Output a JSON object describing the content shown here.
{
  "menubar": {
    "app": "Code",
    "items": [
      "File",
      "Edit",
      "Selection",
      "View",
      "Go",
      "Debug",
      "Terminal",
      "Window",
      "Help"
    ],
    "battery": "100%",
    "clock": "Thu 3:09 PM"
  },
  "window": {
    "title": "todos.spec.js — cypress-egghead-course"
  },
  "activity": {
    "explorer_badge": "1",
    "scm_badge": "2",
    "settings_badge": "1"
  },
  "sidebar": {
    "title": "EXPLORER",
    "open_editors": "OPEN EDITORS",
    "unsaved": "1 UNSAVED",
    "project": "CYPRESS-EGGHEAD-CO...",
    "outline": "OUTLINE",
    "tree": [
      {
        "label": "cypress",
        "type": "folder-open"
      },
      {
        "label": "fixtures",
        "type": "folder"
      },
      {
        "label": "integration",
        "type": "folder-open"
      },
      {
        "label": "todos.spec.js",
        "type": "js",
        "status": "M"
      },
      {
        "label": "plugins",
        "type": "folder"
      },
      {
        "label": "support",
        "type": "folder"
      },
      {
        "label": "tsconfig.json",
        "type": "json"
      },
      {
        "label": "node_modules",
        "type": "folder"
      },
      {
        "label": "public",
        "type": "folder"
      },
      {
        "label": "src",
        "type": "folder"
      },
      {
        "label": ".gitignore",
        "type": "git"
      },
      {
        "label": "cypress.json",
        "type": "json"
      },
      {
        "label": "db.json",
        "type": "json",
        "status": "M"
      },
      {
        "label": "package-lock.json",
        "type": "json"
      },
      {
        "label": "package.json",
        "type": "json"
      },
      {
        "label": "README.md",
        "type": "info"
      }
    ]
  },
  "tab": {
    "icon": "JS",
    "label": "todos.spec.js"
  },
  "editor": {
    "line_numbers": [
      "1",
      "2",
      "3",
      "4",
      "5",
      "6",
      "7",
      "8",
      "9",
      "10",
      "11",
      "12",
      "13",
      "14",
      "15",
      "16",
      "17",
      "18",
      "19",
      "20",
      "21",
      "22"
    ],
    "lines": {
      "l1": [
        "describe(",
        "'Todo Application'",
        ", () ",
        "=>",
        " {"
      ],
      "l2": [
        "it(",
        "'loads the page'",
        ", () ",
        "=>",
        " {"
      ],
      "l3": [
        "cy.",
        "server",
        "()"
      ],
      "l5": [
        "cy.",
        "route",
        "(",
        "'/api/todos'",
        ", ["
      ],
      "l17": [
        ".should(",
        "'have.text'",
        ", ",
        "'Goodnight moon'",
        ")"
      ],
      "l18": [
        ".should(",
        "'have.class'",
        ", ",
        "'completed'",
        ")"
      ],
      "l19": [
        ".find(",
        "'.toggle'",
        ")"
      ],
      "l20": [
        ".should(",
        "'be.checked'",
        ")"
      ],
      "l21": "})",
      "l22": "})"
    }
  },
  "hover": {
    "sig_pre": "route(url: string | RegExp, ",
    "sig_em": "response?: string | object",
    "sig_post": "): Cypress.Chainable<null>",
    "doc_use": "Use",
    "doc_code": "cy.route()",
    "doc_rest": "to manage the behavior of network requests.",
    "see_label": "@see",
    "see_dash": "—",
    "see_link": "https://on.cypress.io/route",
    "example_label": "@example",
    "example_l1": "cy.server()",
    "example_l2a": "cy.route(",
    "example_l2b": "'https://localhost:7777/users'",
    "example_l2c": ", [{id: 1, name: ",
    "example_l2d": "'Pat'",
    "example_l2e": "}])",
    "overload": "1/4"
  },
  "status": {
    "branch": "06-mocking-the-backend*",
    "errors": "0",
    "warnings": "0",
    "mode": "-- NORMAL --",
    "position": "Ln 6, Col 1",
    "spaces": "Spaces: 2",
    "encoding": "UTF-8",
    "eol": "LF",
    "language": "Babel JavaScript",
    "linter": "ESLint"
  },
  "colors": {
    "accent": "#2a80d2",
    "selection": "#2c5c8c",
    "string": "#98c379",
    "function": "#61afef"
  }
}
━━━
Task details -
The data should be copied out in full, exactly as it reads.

Written reply -
Output a JSON object describing the content shown here.
{
  "menubar": {
    "app": "Code",
    "items": [
      "File",
      "Edit",
      "Selection",
      "View",
      "Go",
      "Debug",
      "Terminal",
      "Window",
      "Help"
    ],
    "battery": "100%",
    "clock": "Thu 3:09 PM"
  },
  "window": {
    "title": "todos.spec.js — cypress-egghead-course"
  },
  "activity": {
    "explorer_badge": "1",
    "scm_badge": "2",
    "settings_badge": "1"
  },
  "sidebar": {
    "title": "EXPLORER",
    "open_editors": "OPEN EDITORS",
    "unsaved": "1 UNSAVED",
    "project": "CYPRESS-EGGHEAD-CO...",
    "outline": "OUTLINE",
    "tree": [
      {
        "label": "cypress",
        "type": "folder-open"
      },
      {
        "label": "fixtures",
        "type": "folder"
      },
      {
        "label": "integration",
        "type": "folder-open"
      },
      {
        "label": "todos.spec.js",
        "type": "js",
        "status": "M"
      },
      {
        "label": "plugins",
        "type": "folder"
      },
      {
        "label": "support",
        "type": "folder"
      },
      {
        "label": "tsconfig.json",
        "type": "json"
      },
      {
        "label": "node_modules",
        "type": "folder"
      },
      {
        "label": "public",
        "type": "folder"
      },
      {
        "label": "src",
        "type": "folder"
      },
      {
        "label": ".gitignore",
        "type": "git"
      },
      {
        "label": "cypress.json",
        "type": "json"
      },
      {
        "label": "db.json",
        "type": "json",
        "status": "M"
      },
      {
        "label": "package-lock.json",
        "type": "json"
      },
      {
        "label": "package.json",
        "type": "json"
      },
      {
        "label": "README.md",
        "type": "info"
      }
    ]
  },
  "tab": {
    "icon": "JS",
    "label": "todos.spec.js"
  },
  "editor": {
    "line_numbers": [
      "1",
      "2",
      "3",
      "4",
      "5",
      "6",
      "7",
      "8",
      "9",
      "10",
      "11",
      "12",
      "13",
      "14",
      "15",
      "16",
      "17",
      "18",
      "19",
      "20",
      "21",
      "22"
    ],
    "lines": {
      "l1": [
        "describe(",
        "'Todo Application'",
        ", () ",
        "=>",
        " {"
      ],
      "l2": [
        "it(",
        "'loads the page'",
        ", () ",
        "=>",
        " {"
      ],
      "l3": [
        "cy.",
        "server",
        "()"
      ],
      "l5": [
        "cy.",
        "route",
        "(",
        "'/api/todos'",
        ", ["
      ],
      "l17": [
        ".should(",
        "'have.text'",
        ", ",
        "'Goodnight moon'",
        ")"
      ],
      "l18": [
        ".should(",
        "'have.class'",
        ", ",
        "'completed'",
        ")"
      ],
      "l19": [
        ".find(",
        "'.toggle'",
        ")"
      ],
      "l20": [
        ".should(",
        "'be.checked'",
        ")"
      ],
      "l21": "})",
      "l22": "})"
    }
  },
  "hover": {
    "sig_pre": "route(url: string | RegExp, ",
    "sig_em": "response?: string | object",
    "sig_post": "): Cypress.Chainable<null>",
    "doc_use": "Use",
    "doc_code": "cy.route()",
    "doc_rest": "to manage the behavior of network requests.",
    "see_label": "@see",
    "see_dash": "—",
    "see_link": "https://on.cypress.io/route",
    "example_label": "@example",
    "example_l1": "cy.server()",
    "example_l2a": "cy.route(",
    "example_l2b": "'https://localhost:7777/users'",
    "example_l2c": ", [{id: 1, name: ",
    "example_l2d": "'Pat'",
    "example_l2e": "}])",
    "overload": "1/4"
  },
  "status": {
    "branch": "06-mocking-the-backend*",
    "errors": "0",
    "warnings": "0",
    "mode": "-- NORMAL --",
    "position": "Ln 6, Col 1",
    "spaces": "Spaces: 2",
    "encoding": "UTF-8",
    "eol": "LF",
    "language": "Babel JavaScript",
    "linter": "ESLint"
  },
  "colors": {
    "accent": "#2a80d2",
    "selection": "#2c5c8c",
    "string": "#98c379",
    "function": "#61afef"
  }
}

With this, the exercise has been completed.